Data records for software interfaces
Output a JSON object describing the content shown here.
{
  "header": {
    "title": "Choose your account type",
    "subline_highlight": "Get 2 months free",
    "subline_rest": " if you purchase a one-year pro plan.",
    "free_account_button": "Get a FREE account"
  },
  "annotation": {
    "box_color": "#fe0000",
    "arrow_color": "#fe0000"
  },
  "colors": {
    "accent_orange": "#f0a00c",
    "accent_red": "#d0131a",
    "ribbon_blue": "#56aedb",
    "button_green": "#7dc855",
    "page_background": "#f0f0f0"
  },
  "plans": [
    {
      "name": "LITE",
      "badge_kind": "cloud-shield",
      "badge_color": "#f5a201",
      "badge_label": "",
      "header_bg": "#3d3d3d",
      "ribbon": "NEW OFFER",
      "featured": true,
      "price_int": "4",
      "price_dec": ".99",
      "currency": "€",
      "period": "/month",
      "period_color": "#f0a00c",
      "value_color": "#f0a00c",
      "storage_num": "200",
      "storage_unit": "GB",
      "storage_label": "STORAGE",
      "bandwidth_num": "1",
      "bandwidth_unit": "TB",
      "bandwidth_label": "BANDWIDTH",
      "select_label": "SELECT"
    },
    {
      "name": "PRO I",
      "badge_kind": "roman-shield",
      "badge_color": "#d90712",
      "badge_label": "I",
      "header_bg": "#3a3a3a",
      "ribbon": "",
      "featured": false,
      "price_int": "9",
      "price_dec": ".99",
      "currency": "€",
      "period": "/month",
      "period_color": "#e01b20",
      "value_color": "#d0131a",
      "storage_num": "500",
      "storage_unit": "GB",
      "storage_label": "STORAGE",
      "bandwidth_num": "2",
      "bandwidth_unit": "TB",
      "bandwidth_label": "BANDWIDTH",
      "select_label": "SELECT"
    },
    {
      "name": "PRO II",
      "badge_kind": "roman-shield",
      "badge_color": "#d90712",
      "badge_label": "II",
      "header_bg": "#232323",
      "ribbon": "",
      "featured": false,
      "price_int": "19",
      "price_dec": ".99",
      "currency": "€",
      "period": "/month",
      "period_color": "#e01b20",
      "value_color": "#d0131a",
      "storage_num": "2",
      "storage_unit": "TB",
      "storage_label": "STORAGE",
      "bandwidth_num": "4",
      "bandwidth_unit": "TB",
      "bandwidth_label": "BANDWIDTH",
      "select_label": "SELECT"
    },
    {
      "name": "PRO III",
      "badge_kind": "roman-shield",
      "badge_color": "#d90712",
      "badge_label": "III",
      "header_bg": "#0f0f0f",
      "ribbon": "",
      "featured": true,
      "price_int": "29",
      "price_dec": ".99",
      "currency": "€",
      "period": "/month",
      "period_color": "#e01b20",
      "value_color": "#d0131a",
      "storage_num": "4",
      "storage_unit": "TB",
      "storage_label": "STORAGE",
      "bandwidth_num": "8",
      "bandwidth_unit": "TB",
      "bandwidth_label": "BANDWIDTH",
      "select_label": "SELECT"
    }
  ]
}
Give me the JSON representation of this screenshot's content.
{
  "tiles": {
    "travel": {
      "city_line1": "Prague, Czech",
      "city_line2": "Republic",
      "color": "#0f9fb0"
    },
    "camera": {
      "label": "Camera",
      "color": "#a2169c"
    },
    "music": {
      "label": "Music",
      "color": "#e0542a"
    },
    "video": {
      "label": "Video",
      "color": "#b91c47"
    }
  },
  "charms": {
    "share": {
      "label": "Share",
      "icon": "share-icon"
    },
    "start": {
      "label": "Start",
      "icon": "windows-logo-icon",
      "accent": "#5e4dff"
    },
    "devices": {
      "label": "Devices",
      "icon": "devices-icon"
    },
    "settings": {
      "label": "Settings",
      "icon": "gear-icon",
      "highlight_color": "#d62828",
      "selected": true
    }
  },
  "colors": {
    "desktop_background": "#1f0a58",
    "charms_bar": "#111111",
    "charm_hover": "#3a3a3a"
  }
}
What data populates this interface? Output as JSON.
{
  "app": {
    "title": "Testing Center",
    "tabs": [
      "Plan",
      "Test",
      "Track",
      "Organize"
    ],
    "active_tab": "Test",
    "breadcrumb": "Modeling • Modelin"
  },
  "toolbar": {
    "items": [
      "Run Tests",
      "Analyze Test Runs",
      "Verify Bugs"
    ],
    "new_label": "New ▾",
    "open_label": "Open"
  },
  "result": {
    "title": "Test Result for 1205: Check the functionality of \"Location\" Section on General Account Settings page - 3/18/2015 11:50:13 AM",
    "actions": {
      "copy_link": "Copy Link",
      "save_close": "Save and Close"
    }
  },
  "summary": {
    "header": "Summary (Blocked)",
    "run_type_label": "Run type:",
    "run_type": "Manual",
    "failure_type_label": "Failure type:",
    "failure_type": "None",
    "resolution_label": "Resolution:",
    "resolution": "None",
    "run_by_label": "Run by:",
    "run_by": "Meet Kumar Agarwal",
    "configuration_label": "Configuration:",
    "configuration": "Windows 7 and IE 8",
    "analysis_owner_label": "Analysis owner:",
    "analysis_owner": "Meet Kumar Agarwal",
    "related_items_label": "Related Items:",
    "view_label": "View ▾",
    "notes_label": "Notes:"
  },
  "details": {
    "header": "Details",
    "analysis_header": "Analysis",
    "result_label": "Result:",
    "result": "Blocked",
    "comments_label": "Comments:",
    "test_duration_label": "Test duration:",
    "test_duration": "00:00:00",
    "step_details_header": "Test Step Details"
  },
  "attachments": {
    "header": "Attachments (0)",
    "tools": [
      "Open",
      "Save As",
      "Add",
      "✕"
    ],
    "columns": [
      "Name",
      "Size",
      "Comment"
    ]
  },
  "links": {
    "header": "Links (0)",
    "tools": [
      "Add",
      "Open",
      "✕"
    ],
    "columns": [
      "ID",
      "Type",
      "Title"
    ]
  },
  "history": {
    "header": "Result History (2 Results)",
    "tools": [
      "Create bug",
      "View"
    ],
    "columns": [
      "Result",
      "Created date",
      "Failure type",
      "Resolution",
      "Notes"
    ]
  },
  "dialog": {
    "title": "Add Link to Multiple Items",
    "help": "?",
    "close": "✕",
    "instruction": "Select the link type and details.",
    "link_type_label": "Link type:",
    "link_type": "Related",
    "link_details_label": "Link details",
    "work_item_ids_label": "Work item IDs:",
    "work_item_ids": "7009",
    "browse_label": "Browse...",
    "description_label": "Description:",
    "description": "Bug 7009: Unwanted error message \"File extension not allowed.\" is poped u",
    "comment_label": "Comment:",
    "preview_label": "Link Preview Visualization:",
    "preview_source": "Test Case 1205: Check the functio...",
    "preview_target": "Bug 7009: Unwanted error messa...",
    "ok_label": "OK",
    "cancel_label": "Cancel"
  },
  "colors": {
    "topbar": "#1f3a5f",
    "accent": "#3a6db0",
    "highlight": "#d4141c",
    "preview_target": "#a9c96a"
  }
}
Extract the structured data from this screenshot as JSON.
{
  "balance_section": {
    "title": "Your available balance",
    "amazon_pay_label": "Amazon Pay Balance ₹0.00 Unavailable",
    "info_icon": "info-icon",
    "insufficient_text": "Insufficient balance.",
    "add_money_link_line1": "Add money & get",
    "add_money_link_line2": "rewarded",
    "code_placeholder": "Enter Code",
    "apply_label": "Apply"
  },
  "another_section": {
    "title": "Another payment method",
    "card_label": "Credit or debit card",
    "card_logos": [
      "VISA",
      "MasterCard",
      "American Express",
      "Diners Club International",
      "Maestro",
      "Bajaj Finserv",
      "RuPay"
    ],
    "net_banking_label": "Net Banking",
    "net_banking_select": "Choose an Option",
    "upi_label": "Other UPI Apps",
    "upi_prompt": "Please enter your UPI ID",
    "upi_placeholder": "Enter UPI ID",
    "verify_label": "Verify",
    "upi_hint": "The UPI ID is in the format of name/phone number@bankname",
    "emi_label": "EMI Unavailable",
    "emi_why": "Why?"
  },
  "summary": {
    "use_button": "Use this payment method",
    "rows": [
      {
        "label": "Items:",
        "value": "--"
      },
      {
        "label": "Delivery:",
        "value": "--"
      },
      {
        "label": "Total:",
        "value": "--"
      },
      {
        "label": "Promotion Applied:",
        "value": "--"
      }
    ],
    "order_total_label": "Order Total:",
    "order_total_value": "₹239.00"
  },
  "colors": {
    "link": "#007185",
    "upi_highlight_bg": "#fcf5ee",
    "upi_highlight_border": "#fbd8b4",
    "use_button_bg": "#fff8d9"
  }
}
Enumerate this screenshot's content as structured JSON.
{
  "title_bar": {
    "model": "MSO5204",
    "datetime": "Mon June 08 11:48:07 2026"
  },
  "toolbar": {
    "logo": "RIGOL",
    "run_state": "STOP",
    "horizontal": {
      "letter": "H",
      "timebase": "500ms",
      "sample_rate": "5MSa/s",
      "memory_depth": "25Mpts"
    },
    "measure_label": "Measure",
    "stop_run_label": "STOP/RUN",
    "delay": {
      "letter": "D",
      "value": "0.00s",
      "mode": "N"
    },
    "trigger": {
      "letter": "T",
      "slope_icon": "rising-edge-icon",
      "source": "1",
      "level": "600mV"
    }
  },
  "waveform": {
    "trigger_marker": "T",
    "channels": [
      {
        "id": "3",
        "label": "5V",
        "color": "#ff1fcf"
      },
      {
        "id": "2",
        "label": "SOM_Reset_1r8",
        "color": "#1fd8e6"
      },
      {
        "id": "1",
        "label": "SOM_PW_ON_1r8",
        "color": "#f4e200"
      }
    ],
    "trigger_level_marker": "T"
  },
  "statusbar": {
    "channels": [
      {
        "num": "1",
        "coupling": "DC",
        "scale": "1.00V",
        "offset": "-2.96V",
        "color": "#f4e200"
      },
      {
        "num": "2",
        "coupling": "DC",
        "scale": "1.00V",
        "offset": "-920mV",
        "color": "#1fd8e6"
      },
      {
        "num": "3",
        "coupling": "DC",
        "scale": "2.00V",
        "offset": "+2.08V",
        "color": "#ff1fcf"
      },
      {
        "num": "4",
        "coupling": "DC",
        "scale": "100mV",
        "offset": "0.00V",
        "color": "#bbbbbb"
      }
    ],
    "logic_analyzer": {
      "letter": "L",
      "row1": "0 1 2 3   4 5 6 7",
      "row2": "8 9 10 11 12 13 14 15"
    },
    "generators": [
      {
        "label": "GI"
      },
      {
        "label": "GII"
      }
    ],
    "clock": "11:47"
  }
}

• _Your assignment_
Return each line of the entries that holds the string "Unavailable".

• _Result_
    "amazon_pay_label": "Amazon Pay Balance ₹0.00 Unavailable",
    "emi_label": "EMI Unavailable",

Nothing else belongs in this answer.